A 'Slightly Lighter Touch' in Sark

2 April 2003

Sark Island doesn't allow its 600 residents to travel by car, but soon it will license and regulate Internet gambling.

One of the United Kingdom's Channel Islands, Sark has embarked on the process of setting up I-gaming regulations. On Feb. 27, Sark received royal assent on its Gambling (Sark) Law, a process that Jonathan Brannam, one of the islands' parliament members, likens to the U.S. process of the president signing a bill into law.

"We do not seek to become clones of either Alderney or Isle of Man--but neither do we seek to compete with them on price, etc., to entice away their licensed operators."
- Jonathan Brannam
Sark Island Parliament

Now that the law is passed allowing Sark to oversee online gambling operations, the island's parliament, called the Chief Pleas, must determine regulations to govern any Internet gambling operators that make the island home.

Of the four main Channel Islands, Sark is the smallest and is located 80 miles south of the coast of England. The entire island is three miles long and a mile and a half wide. According to its government Web site, the island does not allow personal travel by car--only by "foot, bicycle or horse drawn carriage." The year-round population is 600, a figure that increases to 1,000 with seasonal travel.

On March 26, the Chief Pleas' Gambling Subcommittee discussed and approved a report that contains a resolution allowing the island's government to raise a levy from companies to be licensed in Sark to provide Internet gambling.

The report also states that the parliament is interested in hosting companies that offer simpler fixed-odds games like bingo, slots and poker. The group additionally said it would advocate the licensing of bookmaking. In the report, the group mentions that it will be necessary, at some future meeting, to "grapple with the issue of whether to permit legalized gambling in Sark by online customers from countries where online gambling is not permitted--e.g. China, Hong Kong or some states in the USA."

Brannam said that while the "umbrella" law establishing the ability of the island to offer online gambling licenses has already been made final, it is still up to the Chief Pleas to pass secondary legislation, in the form of an ordinance that will set out the rules for the industry. Brannam, who is on the gambling subcommittee, said the ordinance has been started and will be brought to the Chief Pleas, which has maximum number of 52 members, this summer for a vote.

The report states that Sark has a one-year window of opportunity to establish itself as an online gaming jurisdiction. Brannam said they realize that there are already several jurisdictions for operators to choose from and that they wish to offer features that operators won't find in other countries. However, he said, Sark does not wish to compete with neighbors Alderney and Isle of Man for licensees.

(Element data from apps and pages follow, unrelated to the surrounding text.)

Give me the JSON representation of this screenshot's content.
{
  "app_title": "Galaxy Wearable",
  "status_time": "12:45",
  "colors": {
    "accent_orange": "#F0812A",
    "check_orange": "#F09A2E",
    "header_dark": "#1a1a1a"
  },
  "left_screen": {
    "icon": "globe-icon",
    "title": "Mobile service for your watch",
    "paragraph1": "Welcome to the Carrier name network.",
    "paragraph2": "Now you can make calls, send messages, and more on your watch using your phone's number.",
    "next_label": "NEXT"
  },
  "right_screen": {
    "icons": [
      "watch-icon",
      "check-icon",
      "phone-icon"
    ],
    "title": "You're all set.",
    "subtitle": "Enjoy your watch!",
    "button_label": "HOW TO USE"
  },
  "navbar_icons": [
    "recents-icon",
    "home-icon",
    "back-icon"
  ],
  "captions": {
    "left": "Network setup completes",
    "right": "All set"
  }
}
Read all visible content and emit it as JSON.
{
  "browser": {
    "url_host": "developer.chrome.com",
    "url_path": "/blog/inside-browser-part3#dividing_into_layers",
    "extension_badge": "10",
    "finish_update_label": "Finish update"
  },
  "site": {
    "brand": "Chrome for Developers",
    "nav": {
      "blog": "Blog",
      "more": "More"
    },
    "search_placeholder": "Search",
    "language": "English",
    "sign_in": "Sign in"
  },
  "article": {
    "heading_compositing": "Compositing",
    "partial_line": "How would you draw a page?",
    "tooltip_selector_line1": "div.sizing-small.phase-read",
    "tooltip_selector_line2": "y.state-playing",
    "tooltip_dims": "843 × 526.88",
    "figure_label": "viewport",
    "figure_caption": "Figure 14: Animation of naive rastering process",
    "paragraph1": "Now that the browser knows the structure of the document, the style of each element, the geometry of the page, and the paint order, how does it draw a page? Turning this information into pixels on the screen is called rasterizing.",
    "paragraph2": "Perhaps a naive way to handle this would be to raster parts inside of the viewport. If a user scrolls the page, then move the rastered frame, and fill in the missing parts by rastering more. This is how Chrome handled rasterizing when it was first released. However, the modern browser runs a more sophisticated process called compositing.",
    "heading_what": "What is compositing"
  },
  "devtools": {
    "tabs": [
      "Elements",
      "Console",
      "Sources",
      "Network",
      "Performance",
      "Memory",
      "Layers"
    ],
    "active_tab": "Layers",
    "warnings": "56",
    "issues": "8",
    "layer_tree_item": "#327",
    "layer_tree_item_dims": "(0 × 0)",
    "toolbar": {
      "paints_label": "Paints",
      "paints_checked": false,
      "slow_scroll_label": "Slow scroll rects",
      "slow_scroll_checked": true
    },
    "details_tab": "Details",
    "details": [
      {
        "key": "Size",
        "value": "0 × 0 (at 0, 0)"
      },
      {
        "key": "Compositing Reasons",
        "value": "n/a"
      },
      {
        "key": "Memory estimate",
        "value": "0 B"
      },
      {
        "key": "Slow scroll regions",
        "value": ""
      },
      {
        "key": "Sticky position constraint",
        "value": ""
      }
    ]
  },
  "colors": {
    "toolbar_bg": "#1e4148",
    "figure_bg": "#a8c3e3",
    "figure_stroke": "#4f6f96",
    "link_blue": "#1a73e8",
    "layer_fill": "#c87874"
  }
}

"At this moment, suffice it to say that we have carried out research and identified some features that we think may work for us," he wrote in an e-mail to IGN. "We do not seek to become clones of either Alderney or Isle of Man--but neither do we seek to compete with them on price, etc., to entice away their licensed operators."

One such feature, Brannam said in a phone interview with IGN, will be that Sark won't require as many employees of the online gambling company to live on the island as some other jurisdictions do. He said he would like Sark's regulations to have a "slightly lighter touch which will be no less effective."

Click here to view the sub-committee report.

Anne Lindner can be reached at anne@rivercitygroup.com.